#### Required action
Go through the records and report each line holding the string "breadcrumb".

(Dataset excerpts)
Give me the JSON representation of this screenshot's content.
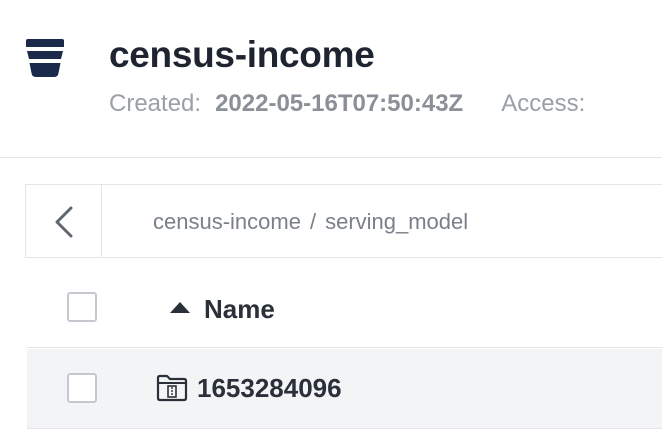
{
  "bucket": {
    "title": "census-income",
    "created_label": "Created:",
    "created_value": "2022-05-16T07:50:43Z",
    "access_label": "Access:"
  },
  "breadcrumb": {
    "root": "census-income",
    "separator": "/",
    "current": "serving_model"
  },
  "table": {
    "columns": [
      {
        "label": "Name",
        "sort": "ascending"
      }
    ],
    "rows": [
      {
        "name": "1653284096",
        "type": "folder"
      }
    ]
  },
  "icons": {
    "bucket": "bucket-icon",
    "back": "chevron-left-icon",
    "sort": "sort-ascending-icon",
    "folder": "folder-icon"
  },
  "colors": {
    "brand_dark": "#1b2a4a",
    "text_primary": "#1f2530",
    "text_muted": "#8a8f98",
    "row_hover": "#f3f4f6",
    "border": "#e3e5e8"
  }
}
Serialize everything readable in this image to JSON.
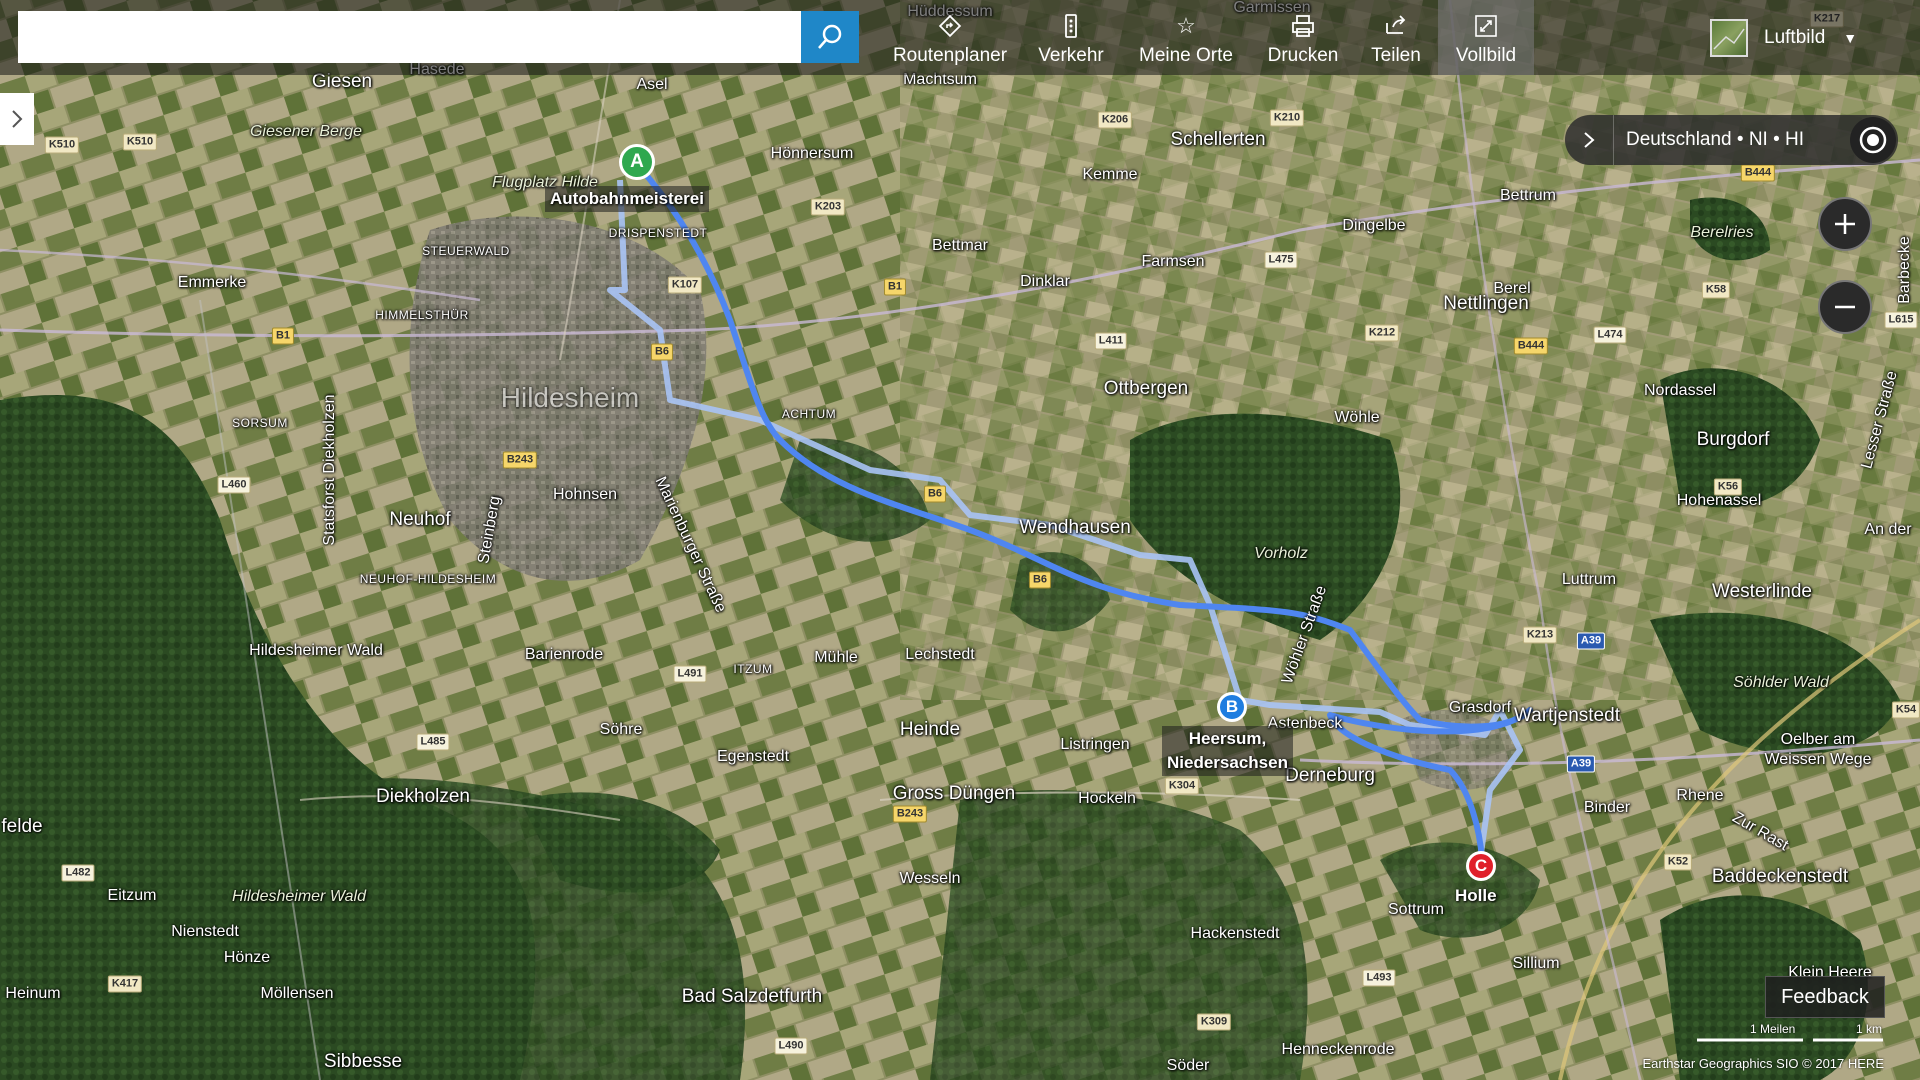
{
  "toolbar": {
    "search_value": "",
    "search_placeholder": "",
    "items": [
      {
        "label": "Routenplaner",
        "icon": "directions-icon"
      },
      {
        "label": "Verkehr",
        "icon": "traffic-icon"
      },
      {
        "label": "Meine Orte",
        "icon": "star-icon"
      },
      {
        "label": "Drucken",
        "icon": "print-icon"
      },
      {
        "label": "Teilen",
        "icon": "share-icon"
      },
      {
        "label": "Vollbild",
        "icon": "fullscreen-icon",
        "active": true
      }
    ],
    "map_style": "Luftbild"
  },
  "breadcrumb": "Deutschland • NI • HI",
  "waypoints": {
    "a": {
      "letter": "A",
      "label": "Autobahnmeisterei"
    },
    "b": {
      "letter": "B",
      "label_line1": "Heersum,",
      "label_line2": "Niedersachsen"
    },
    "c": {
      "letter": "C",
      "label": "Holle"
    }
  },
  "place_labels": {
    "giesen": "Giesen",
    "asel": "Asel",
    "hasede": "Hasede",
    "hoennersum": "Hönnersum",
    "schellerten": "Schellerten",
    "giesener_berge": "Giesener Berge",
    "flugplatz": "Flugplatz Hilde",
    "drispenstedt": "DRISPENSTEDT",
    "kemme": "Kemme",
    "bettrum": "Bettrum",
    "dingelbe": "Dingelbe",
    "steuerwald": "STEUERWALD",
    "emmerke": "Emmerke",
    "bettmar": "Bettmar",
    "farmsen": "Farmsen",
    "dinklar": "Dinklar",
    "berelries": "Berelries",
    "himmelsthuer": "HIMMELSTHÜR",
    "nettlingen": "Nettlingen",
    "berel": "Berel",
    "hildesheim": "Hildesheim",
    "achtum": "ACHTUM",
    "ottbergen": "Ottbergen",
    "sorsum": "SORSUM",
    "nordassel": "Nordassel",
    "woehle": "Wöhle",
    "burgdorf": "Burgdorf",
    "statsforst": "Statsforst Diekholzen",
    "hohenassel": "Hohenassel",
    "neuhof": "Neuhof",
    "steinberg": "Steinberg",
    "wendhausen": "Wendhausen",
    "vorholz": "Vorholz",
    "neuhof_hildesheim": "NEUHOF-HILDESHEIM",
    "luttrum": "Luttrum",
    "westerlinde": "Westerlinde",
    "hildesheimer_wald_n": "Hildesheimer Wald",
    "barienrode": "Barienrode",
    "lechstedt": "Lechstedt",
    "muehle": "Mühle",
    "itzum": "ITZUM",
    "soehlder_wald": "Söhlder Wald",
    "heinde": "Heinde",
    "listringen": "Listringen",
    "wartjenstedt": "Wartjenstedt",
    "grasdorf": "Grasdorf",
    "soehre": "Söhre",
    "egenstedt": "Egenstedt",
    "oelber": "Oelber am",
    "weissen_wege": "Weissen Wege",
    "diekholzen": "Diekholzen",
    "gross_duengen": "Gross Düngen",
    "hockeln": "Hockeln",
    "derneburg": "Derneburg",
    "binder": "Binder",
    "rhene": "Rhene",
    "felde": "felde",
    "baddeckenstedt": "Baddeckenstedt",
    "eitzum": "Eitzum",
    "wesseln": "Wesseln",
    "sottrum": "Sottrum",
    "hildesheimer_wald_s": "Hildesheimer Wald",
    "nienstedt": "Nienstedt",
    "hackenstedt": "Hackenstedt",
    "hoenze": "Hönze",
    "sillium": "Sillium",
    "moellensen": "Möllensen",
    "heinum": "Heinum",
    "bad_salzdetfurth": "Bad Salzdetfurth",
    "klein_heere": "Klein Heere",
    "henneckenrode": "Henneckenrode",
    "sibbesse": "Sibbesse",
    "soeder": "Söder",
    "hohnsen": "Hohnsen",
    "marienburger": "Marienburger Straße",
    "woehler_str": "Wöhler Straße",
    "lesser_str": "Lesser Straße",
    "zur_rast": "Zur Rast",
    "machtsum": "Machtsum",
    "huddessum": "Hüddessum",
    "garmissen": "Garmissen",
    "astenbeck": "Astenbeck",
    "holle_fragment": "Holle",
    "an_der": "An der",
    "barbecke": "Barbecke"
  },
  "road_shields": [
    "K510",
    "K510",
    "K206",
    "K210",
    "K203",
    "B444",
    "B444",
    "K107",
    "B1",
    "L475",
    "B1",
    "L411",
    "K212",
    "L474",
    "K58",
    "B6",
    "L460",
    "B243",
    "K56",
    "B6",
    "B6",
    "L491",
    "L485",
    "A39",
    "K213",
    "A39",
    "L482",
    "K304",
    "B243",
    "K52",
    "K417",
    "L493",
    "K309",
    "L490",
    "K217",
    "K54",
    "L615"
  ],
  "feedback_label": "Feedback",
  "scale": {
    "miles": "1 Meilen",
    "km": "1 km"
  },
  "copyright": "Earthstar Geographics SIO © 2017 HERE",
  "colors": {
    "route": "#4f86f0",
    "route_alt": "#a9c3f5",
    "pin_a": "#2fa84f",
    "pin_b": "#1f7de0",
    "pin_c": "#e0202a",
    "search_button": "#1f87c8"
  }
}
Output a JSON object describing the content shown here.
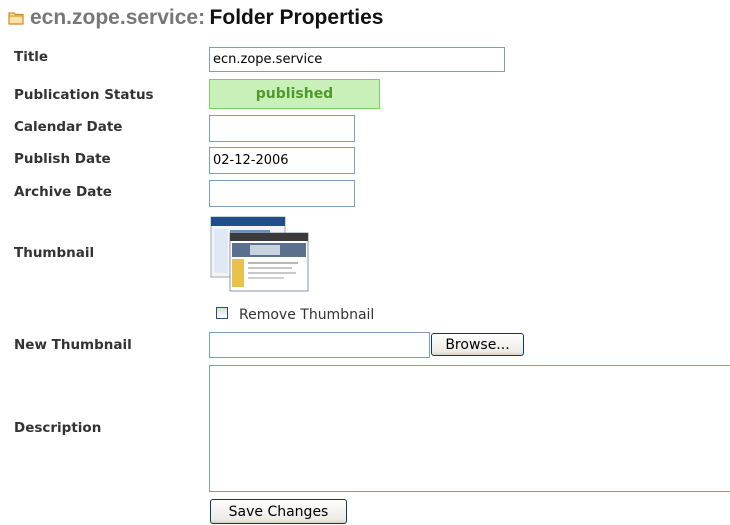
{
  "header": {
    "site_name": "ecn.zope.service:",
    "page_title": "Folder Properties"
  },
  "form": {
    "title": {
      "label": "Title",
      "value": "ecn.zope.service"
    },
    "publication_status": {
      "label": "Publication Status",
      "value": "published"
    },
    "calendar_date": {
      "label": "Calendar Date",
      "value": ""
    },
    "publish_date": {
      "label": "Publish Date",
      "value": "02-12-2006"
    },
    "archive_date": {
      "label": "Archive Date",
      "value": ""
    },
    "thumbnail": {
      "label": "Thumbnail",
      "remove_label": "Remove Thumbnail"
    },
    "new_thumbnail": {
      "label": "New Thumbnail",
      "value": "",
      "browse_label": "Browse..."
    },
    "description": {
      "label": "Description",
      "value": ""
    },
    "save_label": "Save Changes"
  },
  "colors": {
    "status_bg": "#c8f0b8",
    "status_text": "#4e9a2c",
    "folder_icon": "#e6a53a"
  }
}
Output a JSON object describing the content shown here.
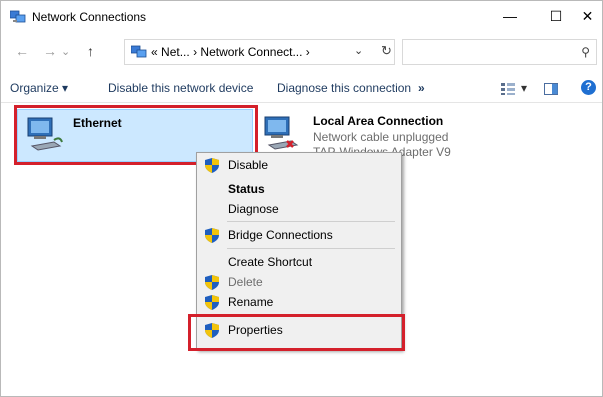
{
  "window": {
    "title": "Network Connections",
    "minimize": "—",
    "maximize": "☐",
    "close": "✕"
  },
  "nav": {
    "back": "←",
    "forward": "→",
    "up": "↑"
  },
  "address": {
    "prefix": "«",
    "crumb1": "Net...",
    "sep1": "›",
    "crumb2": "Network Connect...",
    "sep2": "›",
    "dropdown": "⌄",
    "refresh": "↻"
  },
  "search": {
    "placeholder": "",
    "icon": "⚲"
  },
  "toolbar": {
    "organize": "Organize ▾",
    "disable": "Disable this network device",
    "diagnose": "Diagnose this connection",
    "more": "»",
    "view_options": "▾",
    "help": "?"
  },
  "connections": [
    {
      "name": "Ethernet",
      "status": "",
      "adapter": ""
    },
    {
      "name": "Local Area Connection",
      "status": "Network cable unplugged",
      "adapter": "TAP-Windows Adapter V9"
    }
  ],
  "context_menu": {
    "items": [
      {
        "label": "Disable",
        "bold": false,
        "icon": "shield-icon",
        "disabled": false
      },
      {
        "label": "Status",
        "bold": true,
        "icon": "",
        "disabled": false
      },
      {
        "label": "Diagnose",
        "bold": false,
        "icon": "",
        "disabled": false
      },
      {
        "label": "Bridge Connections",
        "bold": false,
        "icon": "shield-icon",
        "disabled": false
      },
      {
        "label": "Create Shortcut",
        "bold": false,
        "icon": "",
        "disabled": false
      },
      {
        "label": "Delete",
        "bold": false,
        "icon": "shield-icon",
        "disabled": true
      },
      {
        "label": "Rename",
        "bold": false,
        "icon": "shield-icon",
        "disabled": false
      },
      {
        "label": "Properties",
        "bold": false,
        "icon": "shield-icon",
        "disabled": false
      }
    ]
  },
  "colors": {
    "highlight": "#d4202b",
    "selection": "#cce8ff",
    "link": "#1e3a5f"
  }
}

#### Written response
  "breadcrumb": {
  "breadcrumb": "Deutschland • NI • HI",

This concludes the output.